- Opening Delimiter -

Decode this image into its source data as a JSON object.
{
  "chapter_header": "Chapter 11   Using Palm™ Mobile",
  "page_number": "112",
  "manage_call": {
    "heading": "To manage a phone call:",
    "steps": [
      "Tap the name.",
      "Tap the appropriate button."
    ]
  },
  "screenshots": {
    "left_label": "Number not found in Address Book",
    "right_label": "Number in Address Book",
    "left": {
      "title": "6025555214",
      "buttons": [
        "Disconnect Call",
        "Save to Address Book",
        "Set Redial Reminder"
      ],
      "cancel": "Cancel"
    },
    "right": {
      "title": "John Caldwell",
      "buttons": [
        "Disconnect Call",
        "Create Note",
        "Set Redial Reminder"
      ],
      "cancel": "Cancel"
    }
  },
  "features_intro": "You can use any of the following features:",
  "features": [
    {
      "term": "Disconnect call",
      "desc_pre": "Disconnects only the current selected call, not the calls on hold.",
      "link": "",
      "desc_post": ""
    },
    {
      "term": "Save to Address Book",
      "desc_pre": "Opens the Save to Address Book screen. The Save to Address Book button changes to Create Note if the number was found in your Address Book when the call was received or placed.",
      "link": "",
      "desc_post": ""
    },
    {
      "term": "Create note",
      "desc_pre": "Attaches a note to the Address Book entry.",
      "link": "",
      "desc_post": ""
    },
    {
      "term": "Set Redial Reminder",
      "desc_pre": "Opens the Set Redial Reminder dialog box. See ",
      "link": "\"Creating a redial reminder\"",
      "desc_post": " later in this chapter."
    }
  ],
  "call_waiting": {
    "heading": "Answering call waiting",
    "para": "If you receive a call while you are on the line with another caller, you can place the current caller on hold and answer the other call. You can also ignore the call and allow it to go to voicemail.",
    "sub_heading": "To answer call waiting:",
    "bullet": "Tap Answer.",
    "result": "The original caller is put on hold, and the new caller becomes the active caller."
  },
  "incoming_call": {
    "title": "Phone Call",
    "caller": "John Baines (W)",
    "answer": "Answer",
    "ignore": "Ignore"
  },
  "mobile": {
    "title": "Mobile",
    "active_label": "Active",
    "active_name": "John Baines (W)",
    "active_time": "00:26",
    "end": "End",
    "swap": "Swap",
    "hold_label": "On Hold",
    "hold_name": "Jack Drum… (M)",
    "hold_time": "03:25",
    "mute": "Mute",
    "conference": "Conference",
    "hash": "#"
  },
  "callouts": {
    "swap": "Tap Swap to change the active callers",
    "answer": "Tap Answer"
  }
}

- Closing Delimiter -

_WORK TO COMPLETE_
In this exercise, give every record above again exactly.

_RESPONSE TO THIS TASK_
Decode this image into its source data as a JSON object.
{
  "chapter_header": "Chapter 11   Using Palm™ Mobile",
  "page_number": "112",
  "manage_call": {
    "heading": "To manage a phone call:",
    "steps": [
      "Tap the name.",
      "Tap the appropriate button."
    ]
  },
  "screenshots": {
    "left_label": "Number not found in Address Book",
    "right_label": "Number in Address Book",
    "left": {
      "title": "6025555214",
      "buttons": [
        "Disconnect Call",
        "Save to Address Book",
        "Set Redial Reminder"
      ],
      "cancel": "Cancel"
    },
    "right": {
      "title": "John Caldwell",
      "buttons": [
        "Disconnect Call",
        "Create Note",
        "Set Redial Reminder"
      ],
      "cancel": "Cancel"
    }
  },
  "features_intro": "You can use any of the following features:",
  "features": [
    {
      "term": "Disconnect call",
      "desc_pre": "Disconnects only the current selected call, not the calls on hold.",
      "link": "",
      "desc_post": ""
    },
    {
      "term": "Save to Address Book",
      "desc_pre": "Opens the Save to Address Book screen. The Save to Address Book button changes to Create Note if the number was found in your Address Book when the call was received or placed.",
      "link": "",
      "desc_post": ""
    },
    {
      "term": "Create note",
      "desc_pre": "Attaches a note to the Address Book entry.",
      "link": "",
      "desc_post": ""
    },
    {
      "term": "Set Redial Reminder",
      "desc_pre": "Opens the Set Redial Reminder dialog box. See ",
      "link": "\"Creating a redial reminder\"",
      "desc_post": " later in this chapter."
    }
  ],
  "call_waiting": {
    "heading": "Answering call waiting",
    "para": "If you receive a call while you are on the line with another caller, you can place the current caller on hold and answer the other call. You can also ignore the call and allow it to go to voicemail.",
    "sub_heading": "To answer call waiting:",
    "bullet": "Tap Answer.",
    "result": "The original caller is put on hold, and the new caller becomes the active caller."
  },
  "incoming_call": {
    "title": "Phone Call",
    "caller": "John Baines (W)",
    "answer": "Answer",
    "ignore": "Ignore"
  },
  "mobile": {
    "title": "Mobile",
    "active_label": "Active",
    "active_name": "John Baines (W)",
    "active_time": "00:26",
    "end": "End",
    "swap": "Swap",
    "hold_label": "On Hold",
    "hold_name": "Jack Drum… (M)",
    "hold_time": "03:25",
    "mute": "Mute",
    "conference": "Conference",
    "hash": "#"
  },
  "callouts": {
    "swap": "Tap Swap to change the active callers",
    "answer": "Tap Answer"
  }
}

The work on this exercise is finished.